FDI not only go from more developed countries to less developed countries. Reverse even more strongly. Japan is a direct investment positive countries in American to exploit professional in American. Example: automobile companies in Japan have opened the car parts designed in the U.S. to use American experts.  Lenovo is a multinational corporation in China, they bought parts manufacturer laptop of IBM in USA, that is a strategy of Lenovo approach preeminent computer production technologies of IBM
To have a lot of raw materials, many multinational companies invested into countries with abundant resources. The first biggest wave of direct investment was in Japan on the 1950 is for this purpose. China's FDI now has the same purpose.

Monday, 7 March 2011

Tranfer pricing norm spells bad news for MNCs

Transfer pricing norm spells bad news for MNCs
          A multinational corporation (MNC) is a corporation or an enterprise that manages production or delivers services in more than one country.
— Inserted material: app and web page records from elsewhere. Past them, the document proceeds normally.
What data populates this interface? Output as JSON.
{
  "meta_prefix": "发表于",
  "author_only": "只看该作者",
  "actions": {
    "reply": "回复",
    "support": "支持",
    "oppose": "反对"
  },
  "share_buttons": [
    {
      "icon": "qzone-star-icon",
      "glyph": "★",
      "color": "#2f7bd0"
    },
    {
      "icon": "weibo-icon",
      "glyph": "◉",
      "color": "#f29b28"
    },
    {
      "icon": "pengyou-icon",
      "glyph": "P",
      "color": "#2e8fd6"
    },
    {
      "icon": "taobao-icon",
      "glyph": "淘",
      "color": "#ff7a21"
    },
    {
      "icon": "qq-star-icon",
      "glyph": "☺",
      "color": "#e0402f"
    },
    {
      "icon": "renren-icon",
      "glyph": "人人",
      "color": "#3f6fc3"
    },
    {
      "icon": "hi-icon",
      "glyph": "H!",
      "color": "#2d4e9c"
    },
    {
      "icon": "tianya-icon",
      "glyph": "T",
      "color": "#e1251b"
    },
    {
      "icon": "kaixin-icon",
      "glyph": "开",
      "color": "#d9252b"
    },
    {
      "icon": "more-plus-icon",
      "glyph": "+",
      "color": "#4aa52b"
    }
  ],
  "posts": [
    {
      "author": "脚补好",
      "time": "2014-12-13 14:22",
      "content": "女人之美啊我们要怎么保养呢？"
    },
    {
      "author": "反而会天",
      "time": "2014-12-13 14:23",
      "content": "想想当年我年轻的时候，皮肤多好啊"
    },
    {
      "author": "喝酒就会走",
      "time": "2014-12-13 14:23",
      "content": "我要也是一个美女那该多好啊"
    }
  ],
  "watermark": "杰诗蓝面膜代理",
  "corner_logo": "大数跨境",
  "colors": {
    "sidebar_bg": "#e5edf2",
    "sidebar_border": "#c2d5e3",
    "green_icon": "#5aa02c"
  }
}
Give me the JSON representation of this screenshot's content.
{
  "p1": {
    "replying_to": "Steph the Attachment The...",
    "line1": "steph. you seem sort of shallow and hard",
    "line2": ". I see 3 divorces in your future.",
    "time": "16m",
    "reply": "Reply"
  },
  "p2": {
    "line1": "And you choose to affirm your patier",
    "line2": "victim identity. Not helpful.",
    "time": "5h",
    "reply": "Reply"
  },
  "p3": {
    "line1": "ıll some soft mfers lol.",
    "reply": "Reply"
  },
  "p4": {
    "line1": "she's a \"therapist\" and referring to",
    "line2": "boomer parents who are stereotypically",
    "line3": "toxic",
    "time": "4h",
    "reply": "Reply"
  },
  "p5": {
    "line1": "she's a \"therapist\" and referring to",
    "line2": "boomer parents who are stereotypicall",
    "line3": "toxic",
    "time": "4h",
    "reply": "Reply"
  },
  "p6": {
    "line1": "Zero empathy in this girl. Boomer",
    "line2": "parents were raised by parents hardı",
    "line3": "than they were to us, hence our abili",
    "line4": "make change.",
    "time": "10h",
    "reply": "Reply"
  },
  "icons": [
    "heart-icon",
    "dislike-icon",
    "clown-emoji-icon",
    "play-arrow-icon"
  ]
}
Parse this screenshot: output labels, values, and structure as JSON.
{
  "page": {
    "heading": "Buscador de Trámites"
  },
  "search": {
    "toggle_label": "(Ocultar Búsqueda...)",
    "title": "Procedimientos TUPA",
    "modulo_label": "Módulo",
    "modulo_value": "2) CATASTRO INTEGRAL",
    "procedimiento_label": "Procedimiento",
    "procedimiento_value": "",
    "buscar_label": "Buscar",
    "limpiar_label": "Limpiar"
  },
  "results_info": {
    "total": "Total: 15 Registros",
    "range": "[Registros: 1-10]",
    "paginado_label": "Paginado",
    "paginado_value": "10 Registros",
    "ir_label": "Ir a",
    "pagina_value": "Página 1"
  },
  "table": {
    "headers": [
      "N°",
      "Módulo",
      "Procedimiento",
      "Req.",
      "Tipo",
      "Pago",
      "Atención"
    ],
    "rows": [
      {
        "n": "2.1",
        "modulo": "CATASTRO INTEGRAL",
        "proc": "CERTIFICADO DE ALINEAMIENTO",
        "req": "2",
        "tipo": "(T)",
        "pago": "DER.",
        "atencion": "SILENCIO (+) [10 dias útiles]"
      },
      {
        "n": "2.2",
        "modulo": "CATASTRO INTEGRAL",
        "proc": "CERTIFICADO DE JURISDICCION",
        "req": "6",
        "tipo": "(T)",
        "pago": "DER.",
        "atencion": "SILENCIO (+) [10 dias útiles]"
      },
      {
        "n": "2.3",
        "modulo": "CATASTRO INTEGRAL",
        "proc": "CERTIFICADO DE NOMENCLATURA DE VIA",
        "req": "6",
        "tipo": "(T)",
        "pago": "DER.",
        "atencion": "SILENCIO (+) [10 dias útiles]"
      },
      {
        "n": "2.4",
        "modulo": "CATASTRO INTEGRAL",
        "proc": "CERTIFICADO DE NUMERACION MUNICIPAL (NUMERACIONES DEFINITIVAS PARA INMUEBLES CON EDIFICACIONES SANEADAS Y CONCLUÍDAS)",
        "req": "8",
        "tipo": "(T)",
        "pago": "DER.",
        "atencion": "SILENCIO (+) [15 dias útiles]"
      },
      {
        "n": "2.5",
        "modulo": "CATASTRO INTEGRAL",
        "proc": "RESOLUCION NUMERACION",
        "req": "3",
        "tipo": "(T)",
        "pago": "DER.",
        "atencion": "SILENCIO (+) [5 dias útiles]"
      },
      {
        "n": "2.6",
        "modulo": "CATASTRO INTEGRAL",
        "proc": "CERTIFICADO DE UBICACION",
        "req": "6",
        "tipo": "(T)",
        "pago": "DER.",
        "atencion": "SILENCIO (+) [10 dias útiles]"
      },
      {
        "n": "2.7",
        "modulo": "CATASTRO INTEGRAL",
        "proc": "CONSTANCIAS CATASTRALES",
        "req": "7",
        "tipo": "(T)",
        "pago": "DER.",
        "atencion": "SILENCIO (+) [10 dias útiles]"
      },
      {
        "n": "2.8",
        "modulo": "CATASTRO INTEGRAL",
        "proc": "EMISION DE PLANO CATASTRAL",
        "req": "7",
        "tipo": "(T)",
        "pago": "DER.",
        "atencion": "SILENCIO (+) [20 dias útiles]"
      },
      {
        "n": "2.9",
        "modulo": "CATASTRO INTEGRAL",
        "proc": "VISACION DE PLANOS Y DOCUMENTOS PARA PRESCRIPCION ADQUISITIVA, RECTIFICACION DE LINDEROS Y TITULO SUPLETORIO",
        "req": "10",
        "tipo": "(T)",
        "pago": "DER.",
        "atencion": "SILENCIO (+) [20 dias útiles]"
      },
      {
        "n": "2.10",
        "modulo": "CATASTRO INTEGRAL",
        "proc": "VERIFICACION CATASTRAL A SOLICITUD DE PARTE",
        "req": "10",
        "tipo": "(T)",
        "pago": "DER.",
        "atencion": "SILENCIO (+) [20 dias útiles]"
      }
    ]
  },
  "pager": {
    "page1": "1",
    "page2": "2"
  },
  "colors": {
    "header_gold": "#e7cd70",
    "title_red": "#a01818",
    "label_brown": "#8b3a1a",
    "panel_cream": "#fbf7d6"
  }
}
It can also be referred to as an international corporation.
Transfer pricing or the pricing of goods or services for cross-border transactions between related parties for tax purposes has been a bone of contention between the taxman and corporate houses. OECD Transfer Pricing Guidelines state, “Transfer prices are significant for both taxpayers and tax administrations because they determine in large part the income and expenses, and therefore taxable profits, of associated enterprises in different tax jurisdictions.” (OECD, 2001)
          Reports CNBC-TV18’s Ashwin Mohan shows that “Budget 2011 may have added to the bad blood.  For starters, the +/- 5% variation allowed to companies for the purpose of determining the appropriate price has been taken away. That means old calculation of good pricing will become unsuitable in 2011, +/- 5% variation will make them have to adjust all their active from producing to sales to offer new suitable price for their products, making their profits can change and meet difficulties.
          Balbir Singh, Senior Tax Partner, DSK Legal feels, “taking away of this margin of 5% is going to further enhance litigation in India because this +/-5% was giving benefit to lot of industries and margin if error permitted is by and large to my mind acceptable even to the tax authorities.”
          A clear example The Wind Group is a multinational company manufacturing wind turbines.  It has  two subsidiaries: Dutch Parts which makes  circuit boards  for the  turbines  in The Netherlands and Turbines UK which assembles  them  in  the  UK.  Dutch Parts are subject to 20 per cent tax in The Netherlands while Turbines UK is subject to 40 per cent tax in the UK. Each year Dutch Parts sells 10,000 circuit boards to Turbines UK. The sale is made at a transfer price of €100 per board, totaling €1,000,000.  In the first year both subsidiaries make a pre-tax profit of €800,000  each,  earning  the Wind Group  a  total  pre-tax profit  of  €1.6 million .  Turbines UK pays  €320,000  tax  at  40  per  cent  on  its  profits,  while Dutch Parts only pays €160,000 because of the lower tax rate of 20 per cent in The Netherlands. As a result, the total net profit of the Wind Group for the year is €1,120,000 and its tax bill is €480,000. In the second year Dutch Parts raises the transfer price to €150 per board increasing the total cost of the sale to €1.5 million. Thus, the profits of Dutch Parts rise by €500,000, while those of Turbines UK fall by the same amount.
          At  the  end  of  the  second  year  the  balance  sheet  of Turbines UK  shows a  reduced pre-tax profit of €300,000 (reflecting  the  increased  cost  of  the  boards)  while Dutch Parts enjoys a rise in pre-tax profits to €1.3 million.